Staff at Mississippi Park Connection are testing bald cypress and black tupelo as potential replacements to ash trees lost to emerald ash borer at Pigs Eye Park in Saint Paul, MN. These species were chosen because they are adapted to warmer temperatures and flooding.

Adapting urban forests to a changing climate

Year: 2017

A framework for urban forest vulnerability assessment and adaptation, piloted with partners in the Chicago region, is informing master planning for urban trees in the city of Chicago and is expanding to other urban areas in the Midwest and Northeast.

The Adaptation Workbook online tool is a structured tool for land managers to use to integrate climate change into management plans. Users of the tool draw from ecosystem vulnerability assessments published by the Forest Service’s Northern Research Station. Danielle Shannon, Northern Institute of Applied Climate Science.

Resources Help Land Managers Adapt to a Changing Climate

Year: 2016

An adaptation planning tool developed by the Forest Service and its partners has helped generate more than 185 examples of climate change adaptation across the Northeast and Midwest.

Village Of Riverside, one of 10 communities participating in the pilot effort in the Chicago Wilderness region. Michael Collins, Village of Riverside

Urban Forestry Climate Change Response Framework Pilot Launched

Year: 2015
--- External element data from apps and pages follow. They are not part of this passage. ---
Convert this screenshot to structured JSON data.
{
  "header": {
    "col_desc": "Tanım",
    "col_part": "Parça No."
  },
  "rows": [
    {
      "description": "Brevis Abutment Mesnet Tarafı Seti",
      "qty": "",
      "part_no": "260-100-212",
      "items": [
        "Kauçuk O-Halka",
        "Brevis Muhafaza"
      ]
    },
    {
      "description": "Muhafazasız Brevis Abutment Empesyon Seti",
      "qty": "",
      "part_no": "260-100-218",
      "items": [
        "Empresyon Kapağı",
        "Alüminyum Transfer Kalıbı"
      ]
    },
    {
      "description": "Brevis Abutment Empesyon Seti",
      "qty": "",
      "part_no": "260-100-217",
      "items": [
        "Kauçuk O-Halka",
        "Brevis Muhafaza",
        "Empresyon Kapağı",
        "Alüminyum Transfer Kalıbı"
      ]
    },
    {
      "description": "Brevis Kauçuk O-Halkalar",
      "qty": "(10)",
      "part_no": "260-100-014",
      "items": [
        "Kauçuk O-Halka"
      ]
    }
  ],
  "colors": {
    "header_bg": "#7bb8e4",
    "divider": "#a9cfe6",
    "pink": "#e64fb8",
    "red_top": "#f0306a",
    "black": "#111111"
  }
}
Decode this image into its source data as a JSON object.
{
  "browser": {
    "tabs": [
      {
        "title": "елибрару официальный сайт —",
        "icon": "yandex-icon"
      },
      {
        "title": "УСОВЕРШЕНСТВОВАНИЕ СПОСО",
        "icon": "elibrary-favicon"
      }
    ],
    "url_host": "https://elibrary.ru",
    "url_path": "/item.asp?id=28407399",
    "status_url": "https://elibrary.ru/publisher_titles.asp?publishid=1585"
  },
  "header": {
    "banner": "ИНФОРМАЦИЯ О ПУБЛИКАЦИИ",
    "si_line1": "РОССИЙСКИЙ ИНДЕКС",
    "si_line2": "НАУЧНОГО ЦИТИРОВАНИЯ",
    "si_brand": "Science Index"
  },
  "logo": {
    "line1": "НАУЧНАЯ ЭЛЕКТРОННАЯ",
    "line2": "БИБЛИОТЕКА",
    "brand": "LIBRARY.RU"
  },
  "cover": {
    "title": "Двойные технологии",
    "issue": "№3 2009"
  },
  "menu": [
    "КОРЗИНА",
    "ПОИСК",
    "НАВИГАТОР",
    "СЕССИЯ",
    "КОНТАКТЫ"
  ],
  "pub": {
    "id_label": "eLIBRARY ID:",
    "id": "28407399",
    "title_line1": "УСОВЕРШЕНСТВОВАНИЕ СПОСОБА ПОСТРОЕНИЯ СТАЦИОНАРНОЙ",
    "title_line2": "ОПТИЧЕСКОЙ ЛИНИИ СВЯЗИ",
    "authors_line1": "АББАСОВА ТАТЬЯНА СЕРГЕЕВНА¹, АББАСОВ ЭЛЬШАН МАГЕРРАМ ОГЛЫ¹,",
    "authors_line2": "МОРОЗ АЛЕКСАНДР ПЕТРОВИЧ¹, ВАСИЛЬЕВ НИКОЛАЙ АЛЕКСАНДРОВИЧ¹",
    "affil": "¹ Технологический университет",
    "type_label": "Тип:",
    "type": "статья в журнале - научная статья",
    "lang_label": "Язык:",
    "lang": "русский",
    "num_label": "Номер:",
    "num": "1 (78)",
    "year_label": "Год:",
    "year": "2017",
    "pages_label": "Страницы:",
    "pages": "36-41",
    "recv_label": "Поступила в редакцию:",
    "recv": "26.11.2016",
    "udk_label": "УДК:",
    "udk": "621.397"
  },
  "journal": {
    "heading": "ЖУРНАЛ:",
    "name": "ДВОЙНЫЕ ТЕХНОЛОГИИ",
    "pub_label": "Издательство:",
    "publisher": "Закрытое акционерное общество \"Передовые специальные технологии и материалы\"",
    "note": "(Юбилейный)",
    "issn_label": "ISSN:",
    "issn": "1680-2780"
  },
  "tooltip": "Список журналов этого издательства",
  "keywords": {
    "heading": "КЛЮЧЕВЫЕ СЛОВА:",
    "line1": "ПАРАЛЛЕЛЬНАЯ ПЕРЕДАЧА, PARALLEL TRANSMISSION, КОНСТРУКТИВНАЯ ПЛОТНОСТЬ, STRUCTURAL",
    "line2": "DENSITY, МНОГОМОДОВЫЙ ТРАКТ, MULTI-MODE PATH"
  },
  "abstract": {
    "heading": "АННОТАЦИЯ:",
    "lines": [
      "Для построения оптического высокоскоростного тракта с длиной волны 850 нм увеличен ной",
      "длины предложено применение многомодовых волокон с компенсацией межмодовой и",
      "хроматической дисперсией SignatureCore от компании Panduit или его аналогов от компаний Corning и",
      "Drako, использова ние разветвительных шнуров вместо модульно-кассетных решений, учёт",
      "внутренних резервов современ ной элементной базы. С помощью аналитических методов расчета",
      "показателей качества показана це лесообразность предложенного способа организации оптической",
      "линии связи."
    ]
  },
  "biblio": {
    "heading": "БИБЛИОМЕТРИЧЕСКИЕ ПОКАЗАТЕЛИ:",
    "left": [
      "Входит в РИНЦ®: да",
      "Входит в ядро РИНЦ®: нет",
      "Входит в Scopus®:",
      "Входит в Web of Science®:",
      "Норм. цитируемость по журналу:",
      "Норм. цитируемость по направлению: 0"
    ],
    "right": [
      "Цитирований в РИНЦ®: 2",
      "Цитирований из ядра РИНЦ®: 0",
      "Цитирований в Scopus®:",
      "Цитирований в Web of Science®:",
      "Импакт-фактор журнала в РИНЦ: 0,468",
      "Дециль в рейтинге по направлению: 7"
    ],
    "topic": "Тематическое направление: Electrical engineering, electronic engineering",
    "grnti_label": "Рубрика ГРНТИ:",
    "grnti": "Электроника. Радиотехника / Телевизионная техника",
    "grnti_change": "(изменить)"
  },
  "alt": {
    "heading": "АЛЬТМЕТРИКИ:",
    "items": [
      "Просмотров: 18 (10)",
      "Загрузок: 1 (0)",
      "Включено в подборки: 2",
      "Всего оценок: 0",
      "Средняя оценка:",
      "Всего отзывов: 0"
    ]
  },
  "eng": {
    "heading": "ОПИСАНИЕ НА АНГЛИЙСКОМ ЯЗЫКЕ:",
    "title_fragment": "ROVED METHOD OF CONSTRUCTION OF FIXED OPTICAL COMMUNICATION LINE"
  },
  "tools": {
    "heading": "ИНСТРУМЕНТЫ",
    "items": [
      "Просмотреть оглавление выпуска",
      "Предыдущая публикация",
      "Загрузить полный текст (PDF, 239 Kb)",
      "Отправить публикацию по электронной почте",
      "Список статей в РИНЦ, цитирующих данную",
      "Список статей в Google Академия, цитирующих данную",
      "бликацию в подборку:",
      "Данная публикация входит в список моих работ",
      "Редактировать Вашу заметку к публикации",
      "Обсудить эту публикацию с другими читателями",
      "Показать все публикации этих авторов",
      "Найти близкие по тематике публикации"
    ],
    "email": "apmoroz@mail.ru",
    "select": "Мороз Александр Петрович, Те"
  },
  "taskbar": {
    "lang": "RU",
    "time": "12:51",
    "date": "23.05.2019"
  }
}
Forest Service scientists are working to incorporate climate change considerations into urban forest management in the Chicago area. Recently, they co-sponsored, with the Northern Institute of Applied Climate Science, two workshops and a national conference.

Scientists and Managers Work To Develop Climate-Smart Conservation Strategies

Year: 2012

Project that addresses the needs of land managers in a changing climate has expanded to nine States and more than 133 million acres

Last modified: Monday, November 16, 2015